Leaf Type: Herbal/Tisane
Where to Buy: Tealux
It may be a brash statement to say that one prickly green herb is the panacea for almost everything that ails you; but, in the case of stinging nettles, it’s mostly true. If there’s one plant to have on hand at all times that provides a cure for arthritis, an herbal treatment for allergies, relieves hair loss, treats Celiac disease, bleeding, bladder infections, skin complaints, neurological disorders and a long list of other conditions — it’s nettle leaf.
Learn more about this tea here.
So after Butiki closed up shop they put together two ‘travelling tea boxes’ for Steepster; one was an educational box with samples of various straight/pure teas and the other was a box of just herbal ingredients so people could try blending their own teas. While I didn’t participate in the Educational box I did get in on the herbal one! Since I was the only Canadian on the list, I was at the end of the shipping list to save people some shipping costs (darn postage; why do you have to be so expensive!?). Along the journey, other herbal ingredients were added to the box including this Nettle Leaf tea from Tealux!
This is one of a few ingredients in the box that I’ve either never had or never had plain; the latter in this case. Before mixing it with anything else, I wanted to try it on its own to know what I’m working with flavour wise – this also gave me a good opportunity to review it! I brewed up about sixteen ounces of this and had half of it hot, and the second half iced. Steeped up this has a very dark, swampy olive green colour. It’s both pretty and kind of intimidating. It reminds me a lot visually of what steeped up mulberry leaf looks like.

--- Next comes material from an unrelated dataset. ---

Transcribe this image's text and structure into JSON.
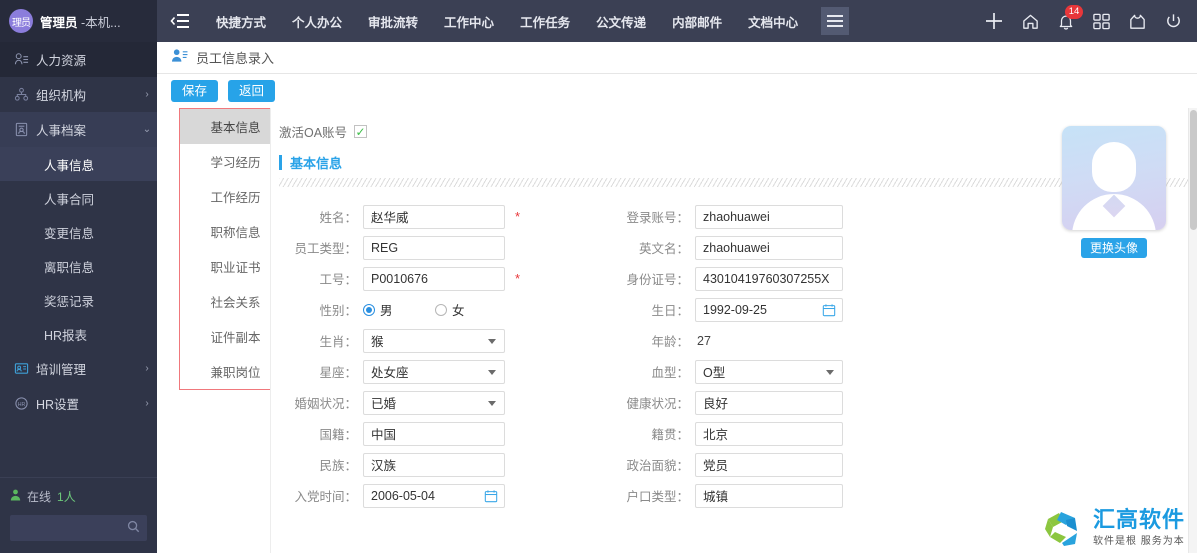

I started off by trying out the hot half of the two versions. I found that while this tasted very, very grassy with a bit of sweetness and also a bit of bitterness that along with those bold flavours was an equally bold medicinal kind of taste and aroma. It reminded me a little bit of the smell of a dentists’ office – an environment I’ve had a lot of exposure to recently. Of the two halves, this was definitely the one I least liked.
And on the note of ‘medicinal’ stuff – apparently there are a whole lot of health claims for drinking nettle leaf tea. I want to be really clear that I’m no expert on the health claims here nor do I necessarily believe all of them; and that’s definitely not why I’m drinking this tea. My personal belief is that any ‘health benefits’ I get from tea is a great added bonus, but I completely drink tea for the taste – and I review it for the sense of community, and to learn from other people’s experiences.
The iced version of this was very similar; incredibly grassy with sweet and pleasant bitter notes – however I didn’t taste anything especially medicinal and the aroma seemed less powerful too. It was just the taste of very obviously herbal tea. I’d definitely drink this plain again were it iced; I’m not so sure I’d be as willing to try it hot again unless it was sweetened, and I don’t normally sweeten my tea so that’s probably just a safe no on that front.
At least it gave me some good ideas of what to blend this with for my next herbal mix! Or I might just finish it off plain too; this was one of the ingredients in the box that was actually in a reasonably small quantity.